Why Vermont?

Burlington, Vermont, USA will host the next VitiNord conference December 3-5, 2022.

For the past 14 years, Vitinord conferences have promoted the advencement of viticulture and oenology in northern environments characterized by cool or short summers and/or cold winters.  Various cities have hosted Vitinord conferences, including Riga, Latvia (2006); St. Hyacinthe, Quebec (2009); Neubrandenburg, Germany/Szczecin, Poland (2012); Nebraska City, Nebraska, USA (2015) and Malmo, Sweden/Copenhagen, Denmark (2018). 

As we approach the third decade in a new century, Vermont has become a touchstone for the future of wine not only in the United States, but internationally.  Vermont wineries are renowned for their production of world-class Marquette and other cold-climate wines, for growing community of ‘natural’ winemakers who use biodynamic practices and minimal intervention to make exciting terroir-based wines, and collaboration with cideries ans other premium berverage makers to expand the idea of what wine can be.

Home to the University of Vermont; neighbor to New York and Cornell Universit; and colleague of the University of Minnesota, Vermont has proved to be a perfect testing ground for modern winegrape varieties informed by hybridization, resilience, and adaptability to the region.  Using primarily progressive and regenerative farming methods, Vermont growers have fostered an ideal environment for winegrape growing. As host of Vitinord, Vermont and its thriving wine community – from growers and producers to shops, restaurants, and wine educators – is the ideal place for those working and interested in the world of northern wines to gather. 

Along the eastern shore of Lake Champlain, the waterfront showcases spectacular views of the Adirondack mountain range in neighboring New York.   A college town, Burlington is home to the University of Vermont and Champlain College. Burlington is a quintessential college town, with a vibrant nightlife, food scene, and retail center. 

The rest of Vermont is predominantly rural, with farm and forest land broken by small villages that support vibrant local old communities. The state boasts many hiking and ski trails, enhancing its outdoor opportunities. Vermont is the most agricultural state in New England, and dairy accounts for more than 70% of Vermont’s agriculture industry.  Other important crops include maple syrup, apples, diversified vegetables, and, increasingly, grapes and wine.

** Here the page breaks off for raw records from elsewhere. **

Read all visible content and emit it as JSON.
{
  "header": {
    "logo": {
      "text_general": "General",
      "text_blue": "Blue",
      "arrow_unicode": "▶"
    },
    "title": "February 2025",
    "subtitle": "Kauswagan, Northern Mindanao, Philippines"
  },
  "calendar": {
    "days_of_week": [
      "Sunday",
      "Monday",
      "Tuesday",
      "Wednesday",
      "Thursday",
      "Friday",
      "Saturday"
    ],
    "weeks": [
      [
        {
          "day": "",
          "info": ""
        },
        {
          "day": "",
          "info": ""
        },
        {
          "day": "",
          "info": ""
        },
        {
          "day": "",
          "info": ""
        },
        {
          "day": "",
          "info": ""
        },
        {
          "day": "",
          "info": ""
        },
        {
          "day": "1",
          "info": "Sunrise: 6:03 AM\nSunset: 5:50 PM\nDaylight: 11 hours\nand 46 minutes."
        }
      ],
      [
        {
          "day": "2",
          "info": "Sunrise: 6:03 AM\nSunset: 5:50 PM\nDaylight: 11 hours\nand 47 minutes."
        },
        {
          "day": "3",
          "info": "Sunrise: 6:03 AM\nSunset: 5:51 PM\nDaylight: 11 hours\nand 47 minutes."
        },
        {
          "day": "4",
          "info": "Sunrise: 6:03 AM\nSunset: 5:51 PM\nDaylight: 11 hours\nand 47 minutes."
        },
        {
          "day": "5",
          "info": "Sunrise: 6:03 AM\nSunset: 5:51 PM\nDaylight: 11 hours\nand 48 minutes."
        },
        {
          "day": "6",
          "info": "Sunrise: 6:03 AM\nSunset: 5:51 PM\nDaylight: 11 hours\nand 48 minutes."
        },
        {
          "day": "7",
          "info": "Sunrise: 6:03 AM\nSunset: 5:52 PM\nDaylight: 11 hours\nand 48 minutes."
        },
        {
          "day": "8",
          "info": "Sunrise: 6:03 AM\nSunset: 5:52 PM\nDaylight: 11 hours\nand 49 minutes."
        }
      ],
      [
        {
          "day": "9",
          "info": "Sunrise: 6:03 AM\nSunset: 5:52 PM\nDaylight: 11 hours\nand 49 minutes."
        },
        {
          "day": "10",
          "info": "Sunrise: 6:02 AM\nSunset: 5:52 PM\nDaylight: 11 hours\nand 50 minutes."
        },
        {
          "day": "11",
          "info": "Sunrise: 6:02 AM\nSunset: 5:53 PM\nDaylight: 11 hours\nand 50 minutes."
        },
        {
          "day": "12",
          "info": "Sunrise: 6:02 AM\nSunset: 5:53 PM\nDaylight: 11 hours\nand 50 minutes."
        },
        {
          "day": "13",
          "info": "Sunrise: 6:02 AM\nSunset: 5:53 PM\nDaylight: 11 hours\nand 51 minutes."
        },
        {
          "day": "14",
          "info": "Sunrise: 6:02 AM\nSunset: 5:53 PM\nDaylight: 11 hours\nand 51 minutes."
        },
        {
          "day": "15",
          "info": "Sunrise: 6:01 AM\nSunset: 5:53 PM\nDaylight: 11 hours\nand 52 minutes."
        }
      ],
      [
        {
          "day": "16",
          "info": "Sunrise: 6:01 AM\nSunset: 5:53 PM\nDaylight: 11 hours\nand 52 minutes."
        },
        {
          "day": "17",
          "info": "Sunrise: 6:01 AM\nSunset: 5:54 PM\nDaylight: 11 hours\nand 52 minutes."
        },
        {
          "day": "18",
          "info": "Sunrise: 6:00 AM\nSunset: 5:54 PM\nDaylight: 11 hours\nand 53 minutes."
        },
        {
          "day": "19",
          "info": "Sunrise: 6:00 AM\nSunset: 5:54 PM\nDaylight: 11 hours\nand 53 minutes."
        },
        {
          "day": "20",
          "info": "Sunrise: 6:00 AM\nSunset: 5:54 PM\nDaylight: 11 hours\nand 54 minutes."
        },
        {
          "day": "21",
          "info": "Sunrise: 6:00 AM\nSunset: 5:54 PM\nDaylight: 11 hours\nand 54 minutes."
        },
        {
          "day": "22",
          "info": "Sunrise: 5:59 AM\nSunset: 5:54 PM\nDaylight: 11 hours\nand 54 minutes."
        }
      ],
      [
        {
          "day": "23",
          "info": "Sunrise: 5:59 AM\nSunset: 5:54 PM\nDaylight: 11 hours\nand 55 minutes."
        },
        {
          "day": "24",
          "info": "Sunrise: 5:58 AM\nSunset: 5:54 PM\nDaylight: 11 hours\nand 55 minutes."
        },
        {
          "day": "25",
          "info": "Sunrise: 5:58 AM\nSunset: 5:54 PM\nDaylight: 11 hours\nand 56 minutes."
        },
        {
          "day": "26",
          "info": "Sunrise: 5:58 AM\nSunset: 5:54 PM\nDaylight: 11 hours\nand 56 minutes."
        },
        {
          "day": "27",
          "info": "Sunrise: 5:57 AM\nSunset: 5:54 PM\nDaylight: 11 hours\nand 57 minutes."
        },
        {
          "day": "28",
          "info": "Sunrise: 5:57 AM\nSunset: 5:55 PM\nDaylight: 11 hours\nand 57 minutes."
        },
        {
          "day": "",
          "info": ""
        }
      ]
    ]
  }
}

An important and expanding part of Vermont’s economy is the manufacture and sale of artisan foods, fancy foods, and novelty items trading in part upon the Vermont “brand,” which the state manages and defends. Examples of these specialty exports include Cabot Cheese, the Vermont Teddy Bear CompanyFine Paints of EuropeVermont Butter and Cheese Company, several microbreweries, ginseng growers, Burton SnowboardsKing Arthur Flour, and Ben and Jerry’s Ice Cream.